Encouragement From The Word

Why worry?

Are you a worrier?

One of the strange little things I remember from my childhood is the “worry stone”.  It was a piece of polished white stone that had a concave indentation in it, that, I was told, one could rub one’s thumb in as a means of passing the time while worrying.  (And Protestants complained about prayer beads?!)  I’m sure it was just a gimmick someone created to make money selling to people who easily give in at knick-knack stores, but the fact that people bought these things suggests to me that worry may be a bigger part of life than we care to admit.

It always astounds me when I find people who love and serve Jesus who also worry.  Jesus himself told us that worrying wouldn’t add a single day to our lives, or a single cubit to our height (depending on the translation you read).  He was right.  I’ve never seen anything significant accomplished through worry.

But what do we do instead?  After all, if I tell someone not to worry, what is that person going to do in place of worry?  King David had some good advice:  “I prayed to the Lord, and he answered me.  He freed me from all my fears” (Psalm 34.4, NLT).

We are disinclined to unleash our burdens entirely.  We can give our concerns to the Lord, and then almost immediately take them back…as if God can’t handle them.  Cognitively, we know he can, but practically, we think we need to deal with them on our own.  But when we give our concerns to God, we can leave them in his care, and not worry one bit.

The Canadian hymn writer, Joseph Scriven, had the idea right when he wrote

Have we trials and temptations?  Is there trouble anywhere?

We should never be discouraged: take it to the Lord in prayer.

Can we find a friend so faithful, who will all our sorrows share?

Jesus knows our every weakness: take it to the Lord in prayer.

There is a better way to deal with concerns than to worry.  Give them to the Lord.

Encouragement From The Word will return on July 7.

Encouragement From The Word

He’s got the whole world in his hands…right?!

The political tension that exists in the Ukraine these days reminds us that the world is not exempt from turmoil that results from everything from greed to InHisHands5political or religious differences.
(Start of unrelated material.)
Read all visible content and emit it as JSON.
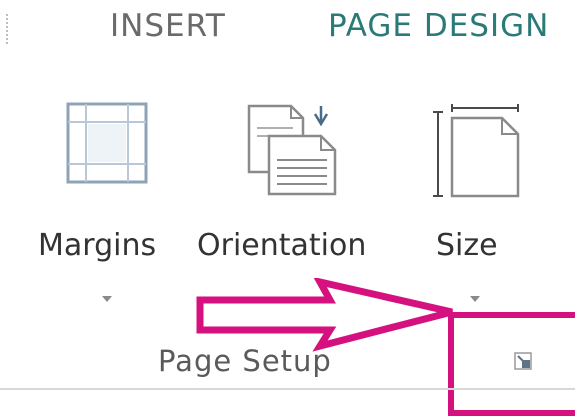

For a while – in the west – it seemed that we had been experiencing relative peace.

Times like this are good times to remember the truth of the old children’s song: “He’s got the whole world in his hands.” We teach kids this little ditty and get them clapping, but do we honestly believe it’s true? Do we believe that God has the whole world in his hands?

Many people find it hard to believe. They look at the world around them and see war and injustice, and they think it would hardly be possible for God to have the world in hand when there is so much going on that would not please God. But does that mean God is not caring for the world?

We do not always understand God’s plans for the world, or for us. The divine mind is infinitely greater than we can grasp or imagine, so God’s plans for the world, likewise, are beyond our understanding. Not that God’s plans would include war or injustice; but can we believe that whatever human freedom exists can be leveraged for God’s greater purpose?

You and I see things going on in the world that anger us, frustrate us, even scare us, if we’re honest. But in the midst of that, can we trust – trust – that God has the whole world in his hands? That God cares infinitely more than we can grasp or imagine?

It can be challenging to let God be God and trust him with the world’s turmoil. Of course, God invites us to work for justice so that his world can more closely reflect his heavenly Kingdom. But if we can, in faith, say, “He’s got the whole world in his hands,” and trust God for the present and the future, that will free up any preoccupied space in our minds to reflect on how we can serve to make the world a place that shows forth God’s reign and realm.

The Lord is merciful and compassionate, slow to get angry and filled with unfailing love.The Lord is good to everyone. He showers compassion on all his creation” (Psalm 145.8-9, NLT).